Vaclav Havel.  The playwright/poet-turned-Czech President.  I would learn to brew beer for that guy. I want him to teach me how to be confrontational with so much style and grace and intelligence.  Also Hillary Clinton.  For taking one for Team Vagina about ten thousand times and still coming out smiling.  She makes me want to be a better woman.


That’s so sweet.  Are you trying to reveal something about your presidential political aspirations?

I took measures when I was younger, photographic measures, to prevent any kind of political career from ever blossoming.


I heard you worked at a sex shop for a few years after college.  Was there anything at the store that freaked you out, or was it all like, “dong this, dong that,” whatever?

Yeah.  Sex toy retail will really desensitize you.  In several important ways.  But there were two things at the store that creeped me out:  a set of Afrocentric Productions playing cards that were all cum-shots-on-the-face.  All the women in the photos were squinting or wincing, you know?  To keep the jizz out of their eyes.  It was traumatizing.  And then there were this pocket pussies shaped like tiny bound women.


Wow.  I can see how that would rub you the wrong way.  So to –

I get the pun.

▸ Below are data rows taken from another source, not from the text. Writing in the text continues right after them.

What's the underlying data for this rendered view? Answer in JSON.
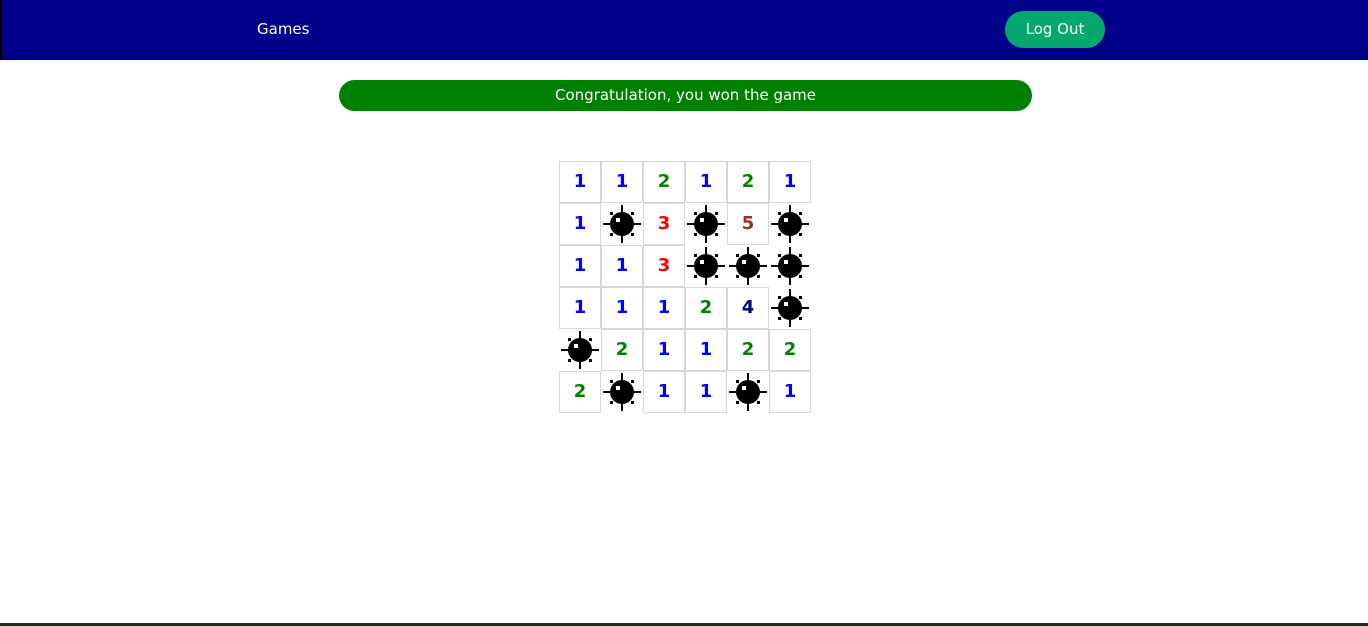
{
  "nav": {
    "games_label": "Games",
    "logout_label": "Log Out"
  },
  "status": {
    "message": "Congratulation, you won the game"
  },
  "colors": {
    "nav_bg": "#00008b",
    "logout_bg": "#04a86f",
    "banner_bg": "#008000",
    "number_colors": {
      "1": "#0000ff",
      "2": "#008000",
      "3": "#ff0000",
      "4": "#000080",
      "5": "#a52a2a"
    }
  },
  "board": {
    "rows": 6,
    "cols": 6,
    "cells": [
      [
        "1",
        "1",
        "2",
        "1",
        "2",
        "1"
      ],
      [
        "1",
        "*",
        "3",
        "*",
        "5",
        "*"
      ],
      [
        "1",
        "1",
        "3",
        "*",
        "*",
        "*"
      ],
      [
        "1",
        "1",
        "1",
        "2",
        "4",
        "*"
      ],
      [
        "*",
        "2",
        "1",
        "1",
        "2",
        "2"
      ],
      [
        "2",
        "*",
        "1",
        "1",
        "*",
        "1"
      ]
    ],
    "mine_icon": "mine-icon"
  }
}
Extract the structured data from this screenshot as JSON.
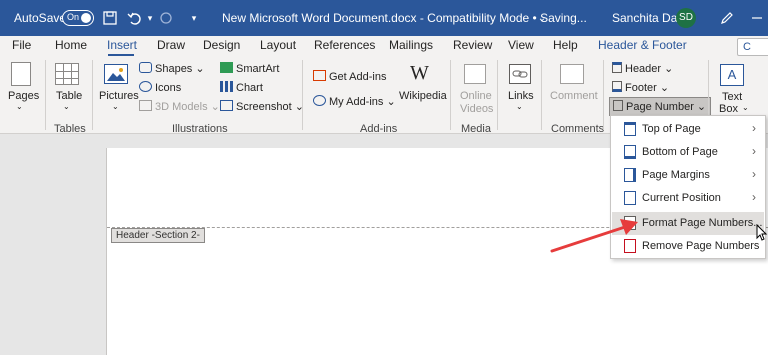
{
  "titlebar": {
    "autosave_label": "AutoSave",
    "autosave_state": "On",
    "doc_title": "New Microsoft Word Document.docx  -  Compatibility Mode • Saving...",
    "user_name": "Sanchita Das",
    "user_initials": "SD"
  },
  "tabs": {
    "file": "File",
    "home": "Home",
    "insert": "Insert",
    "draw": "Draw",
    "design": "Design",
    "layout": "Layout",
    "references": "References",
    "mailings": "Mailings",
    "review": "Review",
    "view": "View",
    "help": "Help",
    "header_footer": "Header & Footer",
    "comments": "C"
  },
  "ribbon": {
    "pages": "Pages",
    "table": "Table",
    "pictures": "Pictures",
    "shapes": "Shapes",
    "icons": "Icons",
    "models_3d": "3D Models",
    "smartart": "SmartArt",
    "chart": "Chart",
    "screenshot": "Screenshot",
    "get_addins": "Get Add-ins",
    "my_addins": "My Add-ins",
    "wikipedia": "Wikipedia",
    "online": "Online",
    "videos": "Videos",
    "links": "Links",
    "comment": "Comment",
    "header": "Header",
    "footer": "Footer",
    "page_number": "Page Number",
    "text": "Text",
    "box": "Box",
    "groups": {
      "tables": "Tables",
      "illustrations": "Illustrations",
      "addins": "Add-ins",
      "media": "Media",
      "comments": "Comments"
    }
  },
  "document": {
    "section_tag": "Header -Section 2-"
  },
  "menu": {
    "items": [
      {
        "label": "Top of Page",
        "submenu": true
      },
      {
        "label": "Bottom of Page",
        "submenu": true
      },
      {
        "label": "Page Margins",
        "submenu": true
      },
      {
        "label": "Current Position",
        "submenu": true
      },
      {
        "label": "Format Page Numbers...",
        "submenu": false
      },
      {
        "label": "Remove Page Numbers",
        "submenu": false
      }
    ]
  },
  "colors": {
    "titlebar": "#2b579a",
    "annotation_arrow": "#e63c3c"
  }
}
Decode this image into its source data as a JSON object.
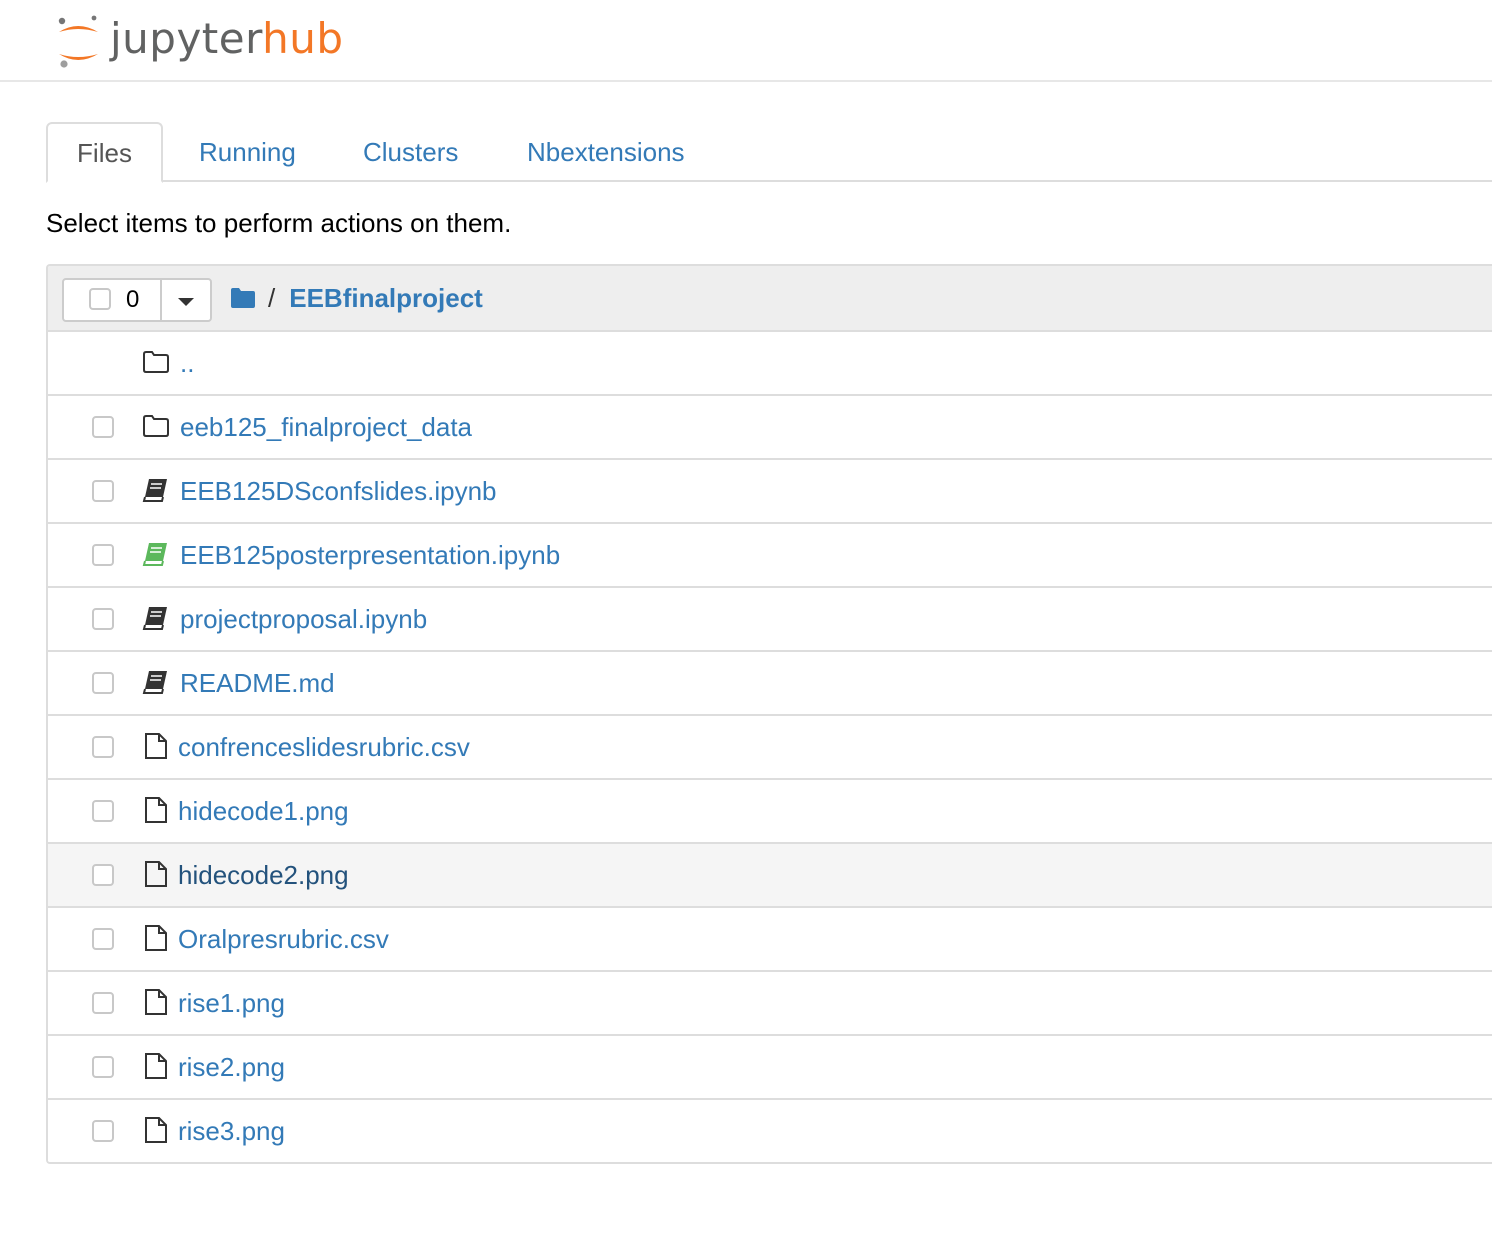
{
  "brand": {
    "word_left": "jupyter",
    "word_right": "hub",
    "colors": {
      "orange": "#f37726",
      "gray": "#616262"
    }
  },
  "tabs": [
    {
      "label": "Files",
      "active": true
    },
    {
      "label": "Running",
      "active": false
    },
    {
      "label": "Clusters",
      "active": false
    },
    {
      "label": "Nbextensions",
      "active": false
    }
  ],
  "instructions": "Select items to perform actions on them.",
  "toolbar": {
    "selected_count": "0",
    "path_separator": "/",
    "current_folder": "EEBfinalproject"
  },
  "files": [
    {
      "name": "..",
      "type": "folder",
      "checkbox": false
    },
    {
      "name": "eeb125_finalproject_data",
      "type": "folder",
      "checkbox": true
    },
    {
      "name": "EEB125DSconfslides.ipynb",
      "type": "notebook",
      "checkbox": true
    },
    {
      "name": "EEB125posterpresentation.ipynb",
      "type": "notebook-running",
      "checkbox": true
    },
    {
      "name": "projectproposal.ipynb",
      "type": "notebook",
      "checkbox": true
    },
    {
      "name": "README.md",
      "type": "notebook",
      "checkbox": true
    },
    {
      "name": "confrenceslidesrubric.csv",
      "type": "file",
      "checkbox": true
    },
    {
      "name": "hidecode1.png",
      "type": "file",
      "checkbox": true
    },
    {
      "name": "hidecode2.png",
      "type": "file",
      "checkbox": true,
      "hover": true
    },
    {
      "name": "Oralpresrubric.csv",
      "type": "file",
      "checkbox": true
    },
    {
      "name": "rise1.png",
      "type": "file",
      "checkbox": true
    },
    {
      "name": "rise2.png",
      "type": "file",
      "checkbox": true
    },
    {
      "name": "rise3.png",
      "type": "file",
      "checkbox": true
    }
  ],
  "icon_colors": {
    "notebook": "#333333",
    "notebook-running": "#5cb85c",
    "folder": "#333333",
    "file": "#333333",
    "breadcrumb-folder": "#337ab7"
  }
}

Okay.  Final question: If you could give aspiring writers any tips on becoming better writers, what would they be?

First, read everything.  When you find something that makes you feel, that makes you want to quit writing you love it so much, read it over and over and over.  Try to absorb what makes it work, what makes it so good.  Try to reverse-osmosis it into your own writing. Second, whenever possible, find a community of poets you can be a part of. Weird, free, fun, strange poets.  Poets who take risks and aren’t always nice, but are passionate and eccentric and smart.  Work really hard at impressing them.  Third, fix that self-confidence thing as quickly as possible, and as often as possible;  it’s probably what’s holding you back.